    No argument here, except that if it did, it would at least be an interesting argument. People would read the books and fight over them. Instead of now, then people read a couple of chapters (if that) and finish with Michiko Kakutani’s review and parrot that instead.

    Frankly, I can’t figure out what KKR’s on about. She seems defensive that she writes entertaining fiction. Fine, but who is she arguing against? It’s not that anyone says she doesn’t; it’s more like no one says anything at all about KKR, not even to say she writes crap (which I have no opinion about; I’ve read a couple of her stories and they left no impression on me).

    I find it amusing that she sets up a bunch of assumptions and argues against them, but to no real purpose. True, the advice about reading “bad” fiction is hilarious. So’s warnings against women getting the vote and the belief that heavier-than-air flight was impossible. So what’s the point, except to exhort authors to keep writing what they want to write?

    To which indie writers, who are already doing just that, are looking at her and saying, “Where have you been for the last decade? We’re arguing about whether AMS or Facebook ads are a better medium for offering our box set.”

    • Liked.

    • Your first paragraph was followed by this:

      But those are yesterday’s economics.

      She was referring to a specific timeframe in publishing and how it is no longer relevant.

      She’s on about the fact that traditional publishing is acting like everyone’s still reading the same books, so of course they’re necessary to vet the ocean of muck produced by indies, but this is simply not true.

      It may be helpful to remind you that Rusch’s audience is not only indie authors, and so she still puts out posts that address the legacy of previous traditional publishing and how to shift mindsets from that to the new.

  8. More now than ever a few tentpole releases make up a significant chunk of the market. Despite having a tsunami of indie books (where each has a very, very limited audience) now more than ever there is a monolithic culture.
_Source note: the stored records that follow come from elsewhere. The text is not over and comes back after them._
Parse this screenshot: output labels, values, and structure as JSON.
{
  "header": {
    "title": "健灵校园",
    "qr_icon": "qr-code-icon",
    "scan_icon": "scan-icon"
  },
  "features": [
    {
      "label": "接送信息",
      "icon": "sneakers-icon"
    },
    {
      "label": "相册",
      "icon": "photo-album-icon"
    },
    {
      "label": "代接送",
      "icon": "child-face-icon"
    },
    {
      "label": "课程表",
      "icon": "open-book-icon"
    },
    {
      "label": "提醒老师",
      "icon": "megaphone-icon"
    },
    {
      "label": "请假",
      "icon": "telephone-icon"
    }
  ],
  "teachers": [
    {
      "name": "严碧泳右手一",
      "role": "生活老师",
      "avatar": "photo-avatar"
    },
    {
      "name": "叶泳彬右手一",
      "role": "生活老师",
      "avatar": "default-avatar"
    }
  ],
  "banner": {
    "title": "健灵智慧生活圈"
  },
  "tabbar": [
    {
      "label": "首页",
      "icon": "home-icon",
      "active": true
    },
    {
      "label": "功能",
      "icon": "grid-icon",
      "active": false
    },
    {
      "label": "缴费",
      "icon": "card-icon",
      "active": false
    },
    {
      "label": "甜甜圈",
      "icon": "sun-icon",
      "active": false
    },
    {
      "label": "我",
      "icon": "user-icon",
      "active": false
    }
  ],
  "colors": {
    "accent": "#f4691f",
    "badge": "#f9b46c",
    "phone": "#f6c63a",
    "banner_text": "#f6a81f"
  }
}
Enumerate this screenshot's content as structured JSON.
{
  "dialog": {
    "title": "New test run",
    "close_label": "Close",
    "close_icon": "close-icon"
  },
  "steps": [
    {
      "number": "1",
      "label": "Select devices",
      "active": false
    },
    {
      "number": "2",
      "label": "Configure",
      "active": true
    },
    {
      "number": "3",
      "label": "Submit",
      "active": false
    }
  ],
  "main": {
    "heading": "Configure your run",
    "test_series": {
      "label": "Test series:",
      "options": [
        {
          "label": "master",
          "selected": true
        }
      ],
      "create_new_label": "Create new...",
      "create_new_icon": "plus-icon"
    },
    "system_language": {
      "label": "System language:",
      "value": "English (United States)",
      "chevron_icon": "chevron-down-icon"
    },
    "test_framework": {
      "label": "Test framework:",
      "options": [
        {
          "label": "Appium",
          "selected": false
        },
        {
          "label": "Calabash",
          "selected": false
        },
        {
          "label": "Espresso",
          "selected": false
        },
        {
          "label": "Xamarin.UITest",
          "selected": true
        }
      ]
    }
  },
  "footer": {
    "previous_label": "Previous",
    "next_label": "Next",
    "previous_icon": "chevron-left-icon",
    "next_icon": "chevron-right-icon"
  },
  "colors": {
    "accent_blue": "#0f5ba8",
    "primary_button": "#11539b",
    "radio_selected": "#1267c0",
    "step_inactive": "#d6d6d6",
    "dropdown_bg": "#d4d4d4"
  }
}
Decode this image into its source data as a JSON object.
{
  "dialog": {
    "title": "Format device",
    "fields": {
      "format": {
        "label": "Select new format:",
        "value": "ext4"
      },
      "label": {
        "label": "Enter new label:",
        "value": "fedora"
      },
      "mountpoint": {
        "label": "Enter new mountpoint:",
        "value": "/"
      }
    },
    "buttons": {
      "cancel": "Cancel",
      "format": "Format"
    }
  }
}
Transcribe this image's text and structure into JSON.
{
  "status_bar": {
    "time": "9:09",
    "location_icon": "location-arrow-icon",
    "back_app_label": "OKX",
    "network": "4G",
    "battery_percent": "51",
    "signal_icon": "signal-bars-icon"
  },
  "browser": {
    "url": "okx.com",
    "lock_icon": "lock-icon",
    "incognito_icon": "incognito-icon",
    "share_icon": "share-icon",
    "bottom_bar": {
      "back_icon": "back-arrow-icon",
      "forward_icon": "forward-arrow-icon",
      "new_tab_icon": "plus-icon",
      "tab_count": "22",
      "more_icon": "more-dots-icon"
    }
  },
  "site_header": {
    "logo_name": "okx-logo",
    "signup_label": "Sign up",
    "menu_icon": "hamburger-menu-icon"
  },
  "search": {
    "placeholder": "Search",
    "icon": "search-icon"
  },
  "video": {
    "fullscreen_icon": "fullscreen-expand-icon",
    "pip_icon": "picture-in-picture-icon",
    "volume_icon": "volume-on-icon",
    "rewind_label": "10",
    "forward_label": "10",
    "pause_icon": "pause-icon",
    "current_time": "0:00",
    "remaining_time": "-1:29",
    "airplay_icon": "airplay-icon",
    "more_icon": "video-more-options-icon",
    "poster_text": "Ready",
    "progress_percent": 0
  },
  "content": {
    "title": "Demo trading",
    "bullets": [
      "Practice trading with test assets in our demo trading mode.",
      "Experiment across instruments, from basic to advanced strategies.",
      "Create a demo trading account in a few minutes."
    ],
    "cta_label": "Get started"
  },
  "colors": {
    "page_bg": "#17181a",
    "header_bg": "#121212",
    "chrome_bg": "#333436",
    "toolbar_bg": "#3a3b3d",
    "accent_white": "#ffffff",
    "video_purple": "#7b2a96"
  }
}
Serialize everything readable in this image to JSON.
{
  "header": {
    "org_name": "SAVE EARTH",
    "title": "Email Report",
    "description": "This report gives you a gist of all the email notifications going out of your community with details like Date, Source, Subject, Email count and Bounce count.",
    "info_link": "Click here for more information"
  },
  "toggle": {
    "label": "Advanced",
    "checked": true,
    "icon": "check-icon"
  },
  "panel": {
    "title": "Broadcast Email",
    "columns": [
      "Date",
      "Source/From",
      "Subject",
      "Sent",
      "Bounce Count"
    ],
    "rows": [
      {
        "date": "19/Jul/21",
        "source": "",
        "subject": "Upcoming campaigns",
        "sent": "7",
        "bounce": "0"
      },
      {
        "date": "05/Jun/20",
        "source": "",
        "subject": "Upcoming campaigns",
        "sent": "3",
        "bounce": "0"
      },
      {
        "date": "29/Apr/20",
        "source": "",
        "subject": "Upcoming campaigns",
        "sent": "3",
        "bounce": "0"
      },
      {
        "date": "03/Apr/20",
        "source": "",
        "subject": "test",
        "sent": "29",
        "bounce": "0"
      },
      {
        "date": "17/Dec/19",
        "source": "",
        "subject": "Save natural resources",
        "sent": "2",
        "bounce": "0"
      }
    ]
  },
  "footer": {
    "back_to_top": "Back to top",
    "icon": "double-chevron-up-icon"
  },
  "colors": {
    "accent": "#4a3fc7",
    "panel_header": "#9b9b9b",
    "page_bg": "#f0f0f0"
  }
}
A bit of a paradox but I disagree with the writer’s key assertion.

Sorry, the comment form is closed at this time.